Fossil of piranha-like fish discovered in southern Germany
WASHINGTON: Scientists on Thursday claimed to have unearthed in southern Germany the fossil of a fish that, with its mouth full of razor-sharp teeth, strongly resembled today’s piranhas, the stars of more than their fair share of Hollywood horror films.
The fish lived during the Jurassic Period 152 million years ago. Named Piranhamesodon pinnatomus, it is the earliest known example of a bony fish – as opposed to cartilaginous fish like sharks – able to slice flesh rather than simply swallowing prey, enabling it to attack victims larger than itself as piranhas can.Piranhamesodon, about 3-1/2 inches (9 cm) long, lived in the sponge and coral reefs of the Solnhofen archipelago, a shallow tropical sea in what is now Bavaria. Piranhas are freshwater fish that inhabit rivers and lakes in South America.
Piranhamesodon was small, but its mouth was worthy of a scary movie. It boasted long, pointed, dagger-like teeth along the outer edge of its upper jaw and at the front of its lower jaw. It also had triangular teeth with serrated cutting edges on the side of its lower jaw.
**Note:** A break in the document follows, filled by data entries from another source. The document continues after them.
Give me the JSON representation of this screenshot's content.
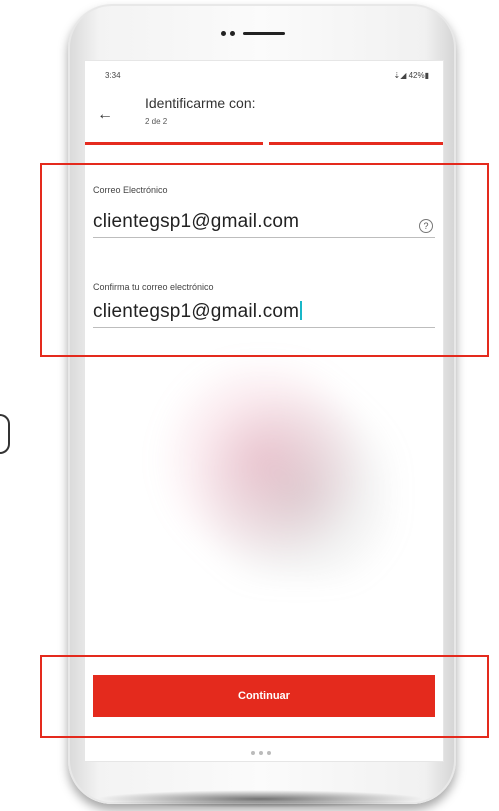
{
  "status_bar": {
    "time": "3:34",
    "icons": "⇣◢ 42%▮"
  },
  "header": {
    "title": "Identificarme con:",
    "step": "2 de 2"
  },
  "form": {
    "email_label": "Correo Electrónico",
    "email_value": "clientegsp1@gmail.com",
    "confirm_label": "Confirma tu correo electrónico",
    "confirm_value": "clientegsp1@gmail.com"
  },
  "continue_label": "Continuar",
  "help_symbol": "?",
  "back_symbol": "←",
  "colors": {
    "accent": "#e42a1d",
    "caret": "#19b7c8"
  },
  "icons": {
    "back": "back-arrow-icon",
    "help": "help-circle-icon"
  }
}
“We were stunned that this fish had teeth which are capable of slicing flesh. It comes from a group of fishes, the pycnodontids, that are famous for their crushing teeth,” said paleontologist Martina Kölbl-Ebert of the Jura-Museum Eichstätt in Germany.
“It is like finding a sheep with a snarl like a wolf,” Kölbl-Ebert added. The fossil came from the same Bavarian limestone deposits as Archaeopteryx, the earliest-known bird.